Entries from a dataset of interfaces:
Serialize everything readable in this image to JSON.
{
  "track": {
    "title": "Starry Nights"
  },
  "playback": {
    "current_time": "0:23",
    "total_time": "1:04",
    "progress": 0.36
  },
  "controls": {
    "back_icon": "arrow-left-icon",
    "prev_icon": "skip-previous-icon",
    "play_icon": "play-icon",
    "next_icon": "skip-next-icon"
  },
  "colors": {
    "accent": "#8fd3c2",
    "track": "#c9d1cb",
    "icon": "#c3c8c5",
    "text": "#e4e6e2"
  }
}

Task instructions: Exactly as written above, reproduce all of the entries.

Reply to the exercise:
Serialize everything readable in this image to JSON.
{
  "track": {
    "title": "Starry Nights"
  },
  "playback": {
    "current_time": "0:23",
    "total_time": "1:04",
    "progress": 0.36
  },
  "controls": {
    "back_icon": "arrow-left-icon",
    "prev_icon": "skip-previous-icon",
    "play_icon": "play-icon",
    "next_icon": "skip-next-icon"
  },
  "colors": {
    "accent": "#8fd3c2",
    "track": "#c9d1cb",
    "icon": "#c3c8c5",
    "text": "#e4e6e2"
  }
}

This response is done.